For non-experts, the phenomenon may seem a little odd, considering carbon dioxide is food for plants. Plants that share the same photosynthesis pathway as rice and wheat do indeed grow larger and produce greater yields in higher carbon dioxide concentrations by creating more carbohydrates, says Lisa Ainsworth, a biologist at the University of Illinois at Urbana-Champaign and the U.S. Department of. Agriculture who did not work on the study. But they don’t increase the amount of other nutrients in their grains relative to that yield gain. “They’re basically getting a dilution effect of the nutrients in the grains,” she says.
Some varieties of rice may not experience as severe of a nutrient loss as carbon dioxide levels go up. For instance, the rice variety Liang You 84 (a hybrid style grown in China) lost around 45 percent of its vitamin B9 content whereas the Koshihikari rice (a short-grained sushi rice from Japan) lost roughly 30 percent of its B9 content in the elevated carbon scenarios.
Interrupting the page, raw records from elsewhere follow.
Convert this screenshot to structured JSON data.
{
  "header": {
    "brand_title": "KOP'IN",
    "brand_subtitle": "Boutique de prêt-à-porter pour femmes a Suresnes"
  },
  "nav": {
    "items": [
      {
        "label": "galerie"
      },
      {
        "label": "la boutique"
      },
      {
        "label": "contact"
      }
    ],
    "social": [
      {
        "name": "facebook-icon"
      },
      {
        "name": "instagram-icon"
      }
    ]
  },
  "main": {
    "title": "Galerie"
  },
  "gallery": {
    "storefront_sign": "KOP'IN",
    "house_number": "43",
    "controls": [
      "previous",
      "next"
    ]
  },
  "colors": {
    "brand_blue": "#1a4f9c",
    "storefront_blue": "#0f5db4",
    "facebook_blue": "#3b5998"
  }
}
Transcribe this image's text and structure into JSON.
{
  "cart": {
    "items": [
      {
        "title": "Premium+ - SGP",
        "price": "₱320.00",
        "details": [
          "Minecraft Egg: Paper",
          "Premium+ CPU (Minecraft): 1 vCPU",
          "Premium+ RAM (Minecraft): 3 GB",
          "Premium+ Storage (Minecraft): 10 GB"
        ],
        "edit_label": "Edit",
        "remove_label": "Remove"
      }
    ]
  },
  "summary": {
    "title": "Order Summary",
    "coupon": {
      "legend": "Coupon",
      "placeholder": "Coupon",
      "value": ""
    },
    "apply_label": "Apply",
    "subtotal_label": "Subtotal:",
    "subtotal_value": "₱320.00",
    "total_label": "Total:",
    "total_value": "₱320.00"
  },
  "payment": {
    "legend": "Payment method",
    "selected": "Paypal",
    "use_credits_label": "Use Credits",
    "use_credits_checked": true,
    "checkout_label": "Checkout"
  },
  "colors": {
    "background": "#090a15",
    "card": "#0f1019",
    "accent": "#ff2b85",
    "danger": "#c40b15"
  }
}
That knowledge gives researchers an opportunity, given enough funding, to breed climate change-resistant strains of rice.
But getting people to switch to new grains is not always easy, Ainsworth says. “I think culturally it is difficult. People eat different rice for different meals and events.”
Other strategies are available, too. Investing in ways to increase access to different kinds of food beyond rice would help, for instance, she points out.
Or, Mora says, humanity could always work together to mitigate climate change and carbon emissions so the problem doesn’t arise in the first place.